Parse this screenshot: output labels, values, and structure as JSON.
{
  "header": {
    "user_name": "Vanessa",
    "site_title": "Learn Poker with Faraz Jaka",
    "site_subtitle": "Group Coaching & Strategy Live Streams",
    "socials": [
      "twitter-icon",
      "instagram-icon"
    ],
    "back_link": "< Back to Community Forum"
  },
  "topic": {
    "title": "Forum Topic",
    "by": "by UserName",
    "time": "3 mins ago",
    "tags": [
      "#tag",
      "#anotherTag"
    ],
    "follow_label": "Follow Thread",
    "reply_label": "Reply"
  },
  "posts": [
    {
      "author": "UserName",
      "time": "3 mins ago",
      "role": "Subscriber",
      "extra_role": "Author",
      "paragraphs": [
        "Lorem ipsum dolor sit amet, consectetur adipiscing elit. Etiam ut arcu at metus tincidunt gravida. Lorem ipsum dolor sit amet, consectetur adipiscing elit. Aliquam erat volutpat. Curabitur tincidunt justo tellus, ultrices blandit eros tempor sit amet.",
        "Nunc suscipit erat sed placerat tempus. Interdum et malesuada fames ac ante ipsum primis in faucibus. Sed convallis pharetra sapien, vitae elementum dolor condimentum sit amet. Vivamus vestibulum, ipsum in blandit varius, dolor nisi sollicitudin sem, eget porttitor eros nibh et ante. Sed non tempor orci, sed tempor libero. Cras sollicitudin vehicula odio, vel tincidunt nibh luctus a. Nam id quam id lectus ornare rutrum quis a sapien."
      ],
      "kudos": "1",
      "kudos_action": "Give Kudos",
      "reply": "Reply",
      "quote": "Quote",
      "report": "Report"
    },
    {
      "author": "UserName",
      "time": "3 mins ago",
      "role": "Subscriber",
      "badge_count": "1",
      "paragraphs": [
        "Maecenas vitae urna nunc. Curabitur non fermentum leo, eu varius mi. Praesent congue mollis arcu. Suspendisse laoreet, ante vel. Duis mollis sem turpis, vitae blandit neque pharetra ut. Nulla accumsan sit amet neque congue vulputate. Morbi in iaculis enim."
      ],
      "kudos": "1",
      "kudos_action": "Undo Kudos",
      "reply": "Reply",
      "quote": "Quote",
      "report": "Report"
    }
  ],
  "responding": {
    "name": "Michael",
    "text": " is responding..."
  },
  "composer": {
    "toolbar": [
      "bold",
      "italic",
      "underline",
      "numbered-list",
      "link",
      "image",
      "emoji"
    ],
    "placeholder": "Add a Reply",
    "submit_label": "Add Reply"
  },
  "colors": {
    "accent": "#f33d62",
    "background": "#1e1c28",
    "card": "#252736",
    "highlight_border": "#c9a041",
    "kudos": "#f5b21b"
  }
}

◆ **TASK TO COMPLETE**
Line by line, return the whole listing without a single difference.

◆ **EXERCISE ANSWER**
Parse this screenshot: output labels, values, and structure as JSON.
{
  "header": {
    "user_name": "Vanessa",
    "site_title": "Learn Poker with Faraz Jaka",
    "site_subtitle": "Group Coaching & Strategy Live Streams",
    "socials": [
      "twitter-icon",
      "instagram-icon"
    ],
    "back_link": "< Back to Community Forum"
  },
  "topic": {
    "title": "Forum Topic",
    "by": "by UserName",
    "time": "3 mins ago",
    "tags": [
      "#tag",
      "#anotherTag"
    ],
    "follow_label": "Follow Thread",
    "reply_label": "Reply"
  },
  "posts": [
    {
      "author": "UserName",
      "time": "3 mins ago",
      "role": "Subscriber",
      "extra_role": "Author",
      "paragraphs": [
        "Lorem ipsum dolor sit amet, consectetur adipiscing elit. Etiam ut arcu at metus tincidunt gravida. Lorem ipsum dolor sit amet, consectetur adipiscing elit. Aliquam erat volutpat. Curabitur tincidunt justo tellus, ultrices blandit eros tempor sit amet.",
        "Nunc suscipit erat sed placerat tempus. Interdum et malesuada fames ac ante ipsum primis in faucibus. Sed convallis pharetra sapien, vitae elementum dolor condimentum sit amet. Vivamus vestibulum, ipsum in blandit varius, dolor nisi sollicitudin sem, eget porttitor eros nibh et ante. Sed non tempor orci, sed tempor libero. Cras sollicitudin vehicula odio, vel tincidunt nibh luctus a. Nam id quam id lectus ornare rutrum quis a sapien."
      ],
      "kudos": "1",
      "kudos_action": "Give Kudos",
      "reply": "Reply",
      "quote": "Quote",
      "report": "Report"
    },
    {
      "author": "UserName",
      "time": "3 mins ago",
      "role": "Subscriber",
      "badge_count": "1",
      "paragraphs": [
        "Maecenas vitae urna nunc. Curabitur non fermentum leo, eu varius mi. Praesent congue mollis arcu. Suspendisse laoreet, ante vel. Duis mollis sem turpis, vitae blandit neque pharetra ut. Nulla accumsan sit amet neque congue vulputate. Morbi in iaculis enim."
      ],
      "kudos": "1",
      "kudos_action": "Undo Kudos",
      "reply": "Reply",
      "quote": "Quote",
      "report": "Report"
    }
  ],
  "responding": {
    "name": "Michael",
    "text": " is responding..."
  },
  "composer": {
    "toolbar": [
      "bold",
      "italic",
      "underline",
      "numbered-list",
      "link",
      "image",
      "emoji"
    ],
    "placeholder": "Add a Reply",
    "submit_label": "Add Reply"
  },
  "colors": {
    "accent": "#f33d62",
    "background": "#1e1c28",
    "card": "#252736",
    "highlight_border": "#c9a041",
    "kudos": "#f5b21b"
  }
}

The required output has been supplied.